"As many as 30 to 40 per cent of the glaciers Trevor initially started surveying, in 10 to 15 years' time... they're just not going to be viable anymore."
Farther out, international researchers have reported that as much as three quarters of New Zealand's ice could vanish by 2100.
"It's great to have snow-capped mountains and, if not for Covid, we'd have a lot of tourists coming to see these glaciers right now," Lorrey said.
"But there's going to be a lot less of that landscape that's glacierised in the future – so you're going to have to go further in to be able to experience it."
Snow and glaciers also contributed to water resources, while providing ecosystems for a range of life, including taonga species.
"While we still get snow every year during winter and spring, and warmth and melt every summer, it's the balance between winter and summer that is becoming less equitable," he said.
"These really strong summers and the marine heatwaves that we're getting during the warmest time of year... that is dramatically driving the situation toward a negative mass balance."
Climate scientist Professor Jim Salinger said it was notable that three of the largest marine heatwave events had all occurred within the last five years.
Among natural variables, he said our heating of the planet had been playing a part in warming up seas.
"Climate change means global and regional oceans are warmer than they used to be."
Salinger's own work on glaciers has also implicated another key driver in their decline: a climate indicator of storminess in the Southern Ocean, called the Southern Annular Mode (SAM).
In its positive phase, the SAM was associated with relatively light winds and more settled weather over New Zealand latitudes, along with calmer ocean waters.
"And we've had two things this year: a La Niña and a strongly positive SAM," he said, adding that yet another storm-blocking anti-cyclone was on its way.
Meanwhile, new research has found that, by 2100, the 40-odd marine heatwave days we currently see in a normal year will increase to between 80 days in a low-emissions, best-case scenario – and a worst-case 170 days.
For some regions, such as the southern tip of the South Island, there was also a high chance that marine heatwaves began to last more than a year.
The research, carried out as part of the Deep South national science challenge, also explored intensity of future marine heatwaves.
For coastal waters, average marine heatwave intensities could increase by between 20 per cent and 100 per cent.

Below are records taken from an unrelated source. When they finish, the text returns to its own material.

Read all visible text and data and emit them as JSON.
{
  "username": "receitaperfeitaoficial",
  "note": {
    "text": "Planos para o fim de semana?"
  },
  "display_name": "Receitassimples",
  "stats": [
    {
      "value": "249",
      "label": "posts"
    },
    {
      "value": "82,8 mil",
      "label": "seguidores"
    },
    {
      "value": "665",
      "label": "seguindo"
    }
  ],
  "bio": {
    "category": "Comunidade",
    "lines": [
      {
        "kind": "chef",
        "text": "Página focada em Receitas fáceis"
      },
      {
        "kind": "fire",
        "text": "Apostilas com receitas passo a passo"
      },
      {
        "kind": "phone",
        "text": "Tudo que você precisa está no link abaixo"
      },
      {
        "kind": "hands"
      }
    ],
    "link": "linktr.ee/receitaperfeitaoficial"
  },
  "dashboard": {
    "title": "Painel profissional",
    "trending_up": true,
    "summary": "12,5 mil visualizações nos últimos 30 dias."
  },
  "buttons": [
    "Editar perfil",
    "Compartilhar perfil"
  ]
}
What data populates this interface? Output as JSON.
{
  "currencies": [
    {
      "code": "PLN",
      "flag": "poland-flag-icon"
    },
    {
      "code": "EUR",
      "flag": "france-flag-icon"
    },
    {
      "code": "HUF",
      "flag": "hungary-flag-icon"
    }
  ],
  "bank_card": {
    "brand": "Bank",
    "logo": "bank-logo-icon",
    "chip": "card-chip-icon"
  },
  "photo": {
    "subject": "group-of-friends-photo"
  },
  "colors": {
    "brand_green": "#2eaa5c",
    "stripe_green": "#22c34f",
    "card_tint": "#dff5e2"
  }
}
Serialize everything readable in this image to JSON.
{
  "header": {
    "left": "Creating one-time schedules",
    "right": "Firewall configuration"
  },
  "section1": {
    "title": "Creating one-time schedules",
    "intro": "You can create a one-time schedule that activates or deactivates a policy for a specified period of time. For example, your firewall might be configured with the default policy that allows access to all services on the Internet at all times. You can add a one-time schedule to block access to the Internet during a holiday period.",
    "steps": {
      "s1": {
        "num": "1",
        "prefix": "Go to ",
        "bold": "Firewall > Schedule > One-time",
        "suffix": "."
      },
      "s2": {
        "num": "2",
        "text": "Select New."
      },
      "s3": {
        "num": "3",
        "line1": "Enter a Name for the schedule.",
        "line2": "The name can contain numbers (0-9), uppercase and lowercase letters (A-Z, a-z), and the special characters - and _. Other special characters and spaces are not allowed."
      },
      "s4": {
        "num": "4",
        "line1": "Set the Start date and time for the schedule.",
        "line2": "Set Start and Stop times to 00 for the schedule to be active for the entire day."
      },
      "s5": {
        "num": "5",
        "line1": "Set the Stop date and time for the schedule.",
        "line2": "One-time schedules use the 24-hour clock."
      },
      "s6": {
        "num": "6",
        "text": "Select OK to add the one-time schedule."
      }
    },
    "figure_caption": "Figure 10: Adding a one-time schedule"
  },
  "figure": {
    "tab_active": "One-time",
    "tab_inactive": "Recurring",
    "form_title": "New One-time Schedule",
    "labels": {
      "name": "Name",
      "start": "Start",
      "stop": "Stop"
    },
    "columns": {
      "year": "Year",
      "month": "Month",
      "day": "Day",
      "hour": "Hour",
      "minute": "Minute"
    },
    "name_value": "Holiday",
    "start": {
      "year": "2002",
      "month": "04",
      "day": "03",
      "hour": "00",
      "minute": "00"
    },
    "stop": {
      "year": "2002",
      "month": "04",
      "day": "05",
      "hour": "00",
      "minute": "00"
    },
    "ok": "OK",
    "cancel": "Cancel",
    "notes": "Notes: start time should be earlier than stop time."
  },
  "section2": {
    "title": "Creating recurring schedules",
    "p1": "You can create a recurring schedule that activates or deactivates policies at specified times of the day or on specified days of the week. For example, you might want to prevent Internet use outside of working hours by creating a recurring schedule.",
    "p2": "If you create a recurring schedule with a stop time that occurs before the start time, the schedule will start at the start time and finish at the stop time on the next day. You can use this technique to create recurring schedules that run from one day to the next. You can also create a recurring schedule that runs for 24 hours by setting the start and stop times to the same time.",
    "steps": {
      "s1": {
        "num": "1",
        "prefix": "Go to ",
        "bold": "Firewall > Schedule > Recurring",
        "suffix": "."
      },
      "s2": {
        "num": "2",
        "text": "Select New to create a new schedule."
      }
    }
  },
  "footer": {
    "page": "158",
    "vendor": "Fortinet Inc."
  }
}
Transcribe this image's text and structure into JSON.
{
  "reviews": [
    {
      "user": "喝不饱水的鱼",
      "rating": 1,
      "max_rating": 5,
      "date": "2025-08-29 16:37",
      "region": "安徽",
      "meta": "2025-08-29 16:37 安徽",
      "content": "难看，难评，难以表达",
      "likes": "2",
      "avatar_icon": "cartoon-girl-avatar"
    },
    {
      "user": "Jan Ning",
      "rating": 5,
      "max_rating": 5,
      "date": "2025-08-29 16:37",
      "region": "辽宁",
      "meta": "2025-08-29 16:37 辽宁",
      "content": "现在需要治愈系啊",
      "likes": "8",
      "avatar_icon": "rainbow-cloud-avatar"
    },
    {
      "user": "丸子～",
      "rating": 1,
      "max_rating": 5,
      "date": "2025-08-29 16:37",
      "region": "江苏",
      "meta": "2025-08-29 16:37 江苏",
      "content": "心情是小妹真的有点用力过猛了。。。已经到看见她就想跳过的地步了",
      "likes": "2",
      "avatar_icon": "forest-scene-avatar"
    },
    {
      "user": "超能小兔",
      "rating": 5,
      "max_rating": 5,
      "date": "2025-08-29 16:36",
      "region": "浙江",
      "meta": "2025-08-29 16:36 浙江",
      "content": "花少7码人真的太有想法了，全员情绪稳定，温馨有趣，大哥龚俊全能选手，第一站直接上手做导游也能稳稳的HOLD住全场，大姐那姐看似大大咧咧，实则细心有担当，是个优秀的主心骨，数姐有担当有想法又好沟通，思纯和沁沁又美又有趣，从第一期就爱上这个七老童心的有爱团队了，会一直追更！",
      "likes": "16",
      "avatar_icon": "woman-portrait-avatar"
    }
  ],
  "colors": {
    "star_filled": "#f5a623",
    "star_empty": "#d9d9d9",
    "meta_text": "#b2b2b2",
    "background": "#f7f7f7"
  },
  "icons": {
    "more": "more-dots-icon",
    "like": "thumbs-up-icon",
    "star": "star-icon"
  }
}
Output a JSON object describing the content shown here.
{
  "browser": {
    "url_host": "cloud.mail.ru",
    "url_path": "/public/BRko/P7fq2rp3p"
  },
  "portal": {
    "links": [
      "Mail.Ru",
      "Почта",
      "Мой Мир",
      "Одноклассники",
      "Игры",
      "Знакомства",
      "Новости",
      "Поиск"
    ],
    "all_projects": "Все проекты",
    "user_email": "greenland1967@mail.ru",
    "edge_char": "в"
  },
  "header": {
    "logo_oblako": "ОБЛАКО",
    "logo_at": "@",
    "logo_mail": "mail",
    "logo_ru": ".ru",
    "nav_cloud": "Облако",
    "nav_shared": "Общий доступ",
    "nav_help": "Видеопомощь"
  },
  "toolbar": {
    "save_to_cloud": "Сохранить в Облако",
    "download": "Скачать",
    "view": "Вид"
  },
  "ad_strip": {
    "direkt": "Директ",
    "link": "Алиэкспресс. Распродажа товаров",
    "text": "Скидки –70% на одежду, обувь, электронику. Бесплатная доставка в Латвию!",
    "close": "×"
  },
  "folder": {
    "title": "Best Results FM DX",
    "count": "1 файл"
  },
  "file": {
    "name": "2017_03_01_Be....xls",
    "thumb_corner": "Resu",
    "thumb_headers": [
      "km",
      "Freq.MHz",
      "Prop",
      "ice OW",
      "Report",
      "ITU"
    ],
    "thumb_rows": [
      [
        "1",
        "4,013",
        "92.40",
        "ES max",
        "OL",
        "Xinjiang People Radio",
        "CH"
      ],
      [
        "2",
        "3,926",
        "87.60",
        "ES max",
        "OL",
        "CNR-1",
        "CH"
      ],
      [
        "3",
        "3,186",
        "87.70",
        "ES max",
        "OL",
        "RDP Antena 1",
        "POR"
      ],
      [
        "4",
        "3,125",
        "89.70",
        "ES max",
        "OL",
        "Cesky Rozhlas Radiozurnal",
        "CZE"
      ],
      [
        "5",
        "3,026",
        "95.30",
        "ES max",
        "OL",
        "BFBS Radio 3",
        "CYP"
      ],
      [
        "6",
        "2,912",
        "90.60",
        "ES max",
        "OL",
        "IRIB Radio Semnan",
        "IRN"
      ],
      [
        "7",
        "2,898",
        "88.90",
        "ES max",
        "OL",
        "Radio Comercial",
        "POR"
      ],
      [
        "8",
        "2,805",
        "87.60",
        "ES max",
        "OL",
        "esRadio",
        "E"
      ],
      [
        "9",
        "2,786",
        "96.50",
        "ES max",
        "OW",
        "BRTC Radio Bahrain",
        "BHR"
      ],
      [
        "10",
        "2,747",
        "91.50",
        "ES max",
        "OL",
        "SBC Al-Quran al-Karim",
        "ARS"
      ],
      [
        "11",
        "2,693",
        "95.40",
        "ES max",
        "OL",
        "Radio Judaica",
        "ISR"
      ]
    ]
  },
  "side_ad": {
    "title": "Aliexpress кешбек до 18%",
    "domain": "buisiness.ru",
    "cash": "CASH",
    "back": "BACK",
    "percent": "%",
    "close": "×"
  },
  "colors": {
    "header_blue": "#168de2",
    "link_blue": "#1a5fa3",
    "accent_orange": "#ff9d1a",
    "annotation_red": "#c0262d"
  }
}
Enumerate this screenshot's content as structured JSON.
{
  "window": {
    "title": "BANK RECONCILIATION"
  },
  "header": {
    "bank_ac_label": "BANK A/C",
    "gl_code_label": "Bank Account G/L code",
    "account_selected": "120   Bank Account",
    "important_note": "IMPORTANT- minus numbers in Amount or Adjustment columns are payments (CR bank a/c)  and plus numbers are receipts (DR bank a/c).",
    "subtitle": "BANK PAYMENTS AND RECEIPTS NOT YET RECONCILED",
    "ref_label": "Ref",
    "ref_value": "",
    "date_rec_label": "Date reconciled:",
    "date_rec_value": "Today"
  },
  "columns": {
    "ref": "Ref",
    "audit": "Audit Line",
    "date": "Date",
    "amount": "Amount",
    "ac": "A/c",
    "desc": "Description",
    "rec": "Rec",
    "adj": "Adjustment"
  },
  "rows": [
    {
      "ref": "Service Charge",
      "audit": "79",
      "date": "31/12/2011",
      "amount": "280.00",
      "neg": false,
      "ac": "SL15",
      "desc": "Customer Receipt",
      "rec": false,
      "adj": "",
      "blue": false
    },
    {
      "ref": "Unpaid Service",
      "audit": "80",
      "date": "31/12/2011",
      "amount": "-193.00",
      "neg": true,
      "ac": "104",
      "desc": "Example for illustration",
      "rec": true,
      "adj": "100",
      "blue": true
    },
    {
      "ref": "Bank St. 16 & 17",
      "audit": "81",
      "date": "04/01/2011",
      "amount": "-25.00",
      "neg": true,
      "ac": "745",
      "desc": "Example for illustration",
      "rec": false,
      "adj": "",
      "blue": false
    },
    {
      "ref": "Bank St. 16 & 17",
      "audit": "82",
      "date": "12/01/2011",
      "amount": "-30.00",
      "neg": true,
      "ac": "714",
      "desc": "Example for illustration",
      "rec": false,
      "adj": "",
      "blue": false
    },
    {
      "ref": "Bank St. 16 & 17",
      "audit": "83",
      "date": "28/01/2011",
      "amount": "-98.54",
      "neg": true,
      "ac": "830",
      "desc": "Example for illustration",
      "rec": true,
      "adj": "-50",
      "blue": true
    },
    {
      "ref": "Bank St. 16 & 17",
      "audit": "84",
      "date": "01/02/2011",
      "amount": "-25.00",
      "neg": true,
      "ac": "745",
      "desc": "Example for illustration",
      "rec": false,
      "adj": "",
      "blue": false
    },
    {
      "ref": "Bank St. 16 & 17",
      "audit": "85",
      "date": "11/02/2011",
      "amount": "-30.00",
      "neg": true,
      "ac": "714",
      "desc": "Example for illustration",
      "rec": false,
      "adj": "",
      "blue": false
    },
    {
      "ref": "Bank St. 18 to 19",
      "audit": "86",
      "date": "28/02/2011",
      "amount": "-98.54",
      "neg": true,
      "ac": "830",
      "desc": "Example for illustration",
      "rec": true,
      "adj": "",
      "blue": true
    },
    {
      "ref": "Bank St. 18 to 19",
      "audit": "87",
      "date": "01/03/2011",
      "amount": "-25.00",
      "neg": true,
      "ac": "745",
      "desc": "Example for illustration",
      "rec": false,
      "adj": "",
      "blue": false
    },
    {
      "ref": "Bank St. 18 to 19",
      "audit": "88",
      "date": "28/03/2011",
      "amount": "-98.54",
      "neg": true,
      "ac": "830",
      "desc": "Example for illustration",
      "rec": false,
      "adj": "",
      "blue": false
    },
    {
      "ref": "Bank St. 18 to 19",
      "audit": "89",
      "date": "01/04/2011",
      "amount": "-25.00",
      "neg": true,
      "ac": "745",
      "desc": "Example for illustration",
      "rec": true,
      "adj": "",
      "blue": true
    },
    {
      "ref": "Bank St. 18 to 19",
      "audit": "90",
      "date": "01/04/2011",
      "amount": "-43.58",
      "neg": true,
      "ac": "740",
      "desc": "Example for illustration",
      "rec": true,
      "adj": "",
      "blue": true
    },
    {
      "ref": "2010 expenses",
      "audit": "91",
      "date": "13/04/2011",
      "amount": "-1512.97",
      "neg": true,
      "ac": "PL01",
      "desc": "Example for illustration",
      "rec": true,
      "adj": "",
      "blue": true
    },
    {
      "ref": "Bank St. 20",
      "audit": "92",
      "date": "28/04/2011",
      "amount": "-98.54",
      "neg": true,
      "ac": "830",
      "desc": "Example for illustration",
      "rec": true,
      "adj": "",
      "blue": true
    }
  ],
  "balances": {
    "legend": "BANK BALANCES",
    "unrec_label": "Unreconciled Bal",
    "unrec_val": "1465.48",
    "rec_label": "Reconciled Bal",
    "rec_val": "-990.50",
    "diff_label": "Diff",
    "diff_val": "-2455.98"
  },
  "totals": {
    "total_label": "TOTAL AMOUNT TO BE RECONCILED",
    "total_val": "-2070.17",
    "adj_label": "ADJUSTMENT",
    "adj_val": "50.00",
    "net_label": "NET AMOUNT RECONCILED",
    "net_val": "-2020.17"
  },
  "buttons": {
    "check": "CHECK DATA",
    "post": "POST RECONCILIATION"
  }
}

For the North Island, this meant an average marine heatwave could be between 0.5C and 2C more intense than today.
"The impacts of climate change are happening all around us and New Zealand isn't immune," research lead and Niwa ocean modeller Dr Erik Behrens said.
"We're just coming off the back of one of our most intense marine heatwaves, like what we experienced in 2017. Our work indicates that this will start to become the norm as time goes on."
"Marine heatwaves can have significant impacts both at sea and on land. They kill off corals, disturb ecosystems, and can also pose a problem for fishing and aquaculture, as well as contributing to land heatwaves and climate extremes across the country."
Particularly interesting, he added, was a disparity between regions, with some coastal areas predicted to experience a much bigger intensity, frequency and duration of warming seas than others.
"This is important to know so we can focus our efforts in helping marine ecosystems adapt to these changing conditions."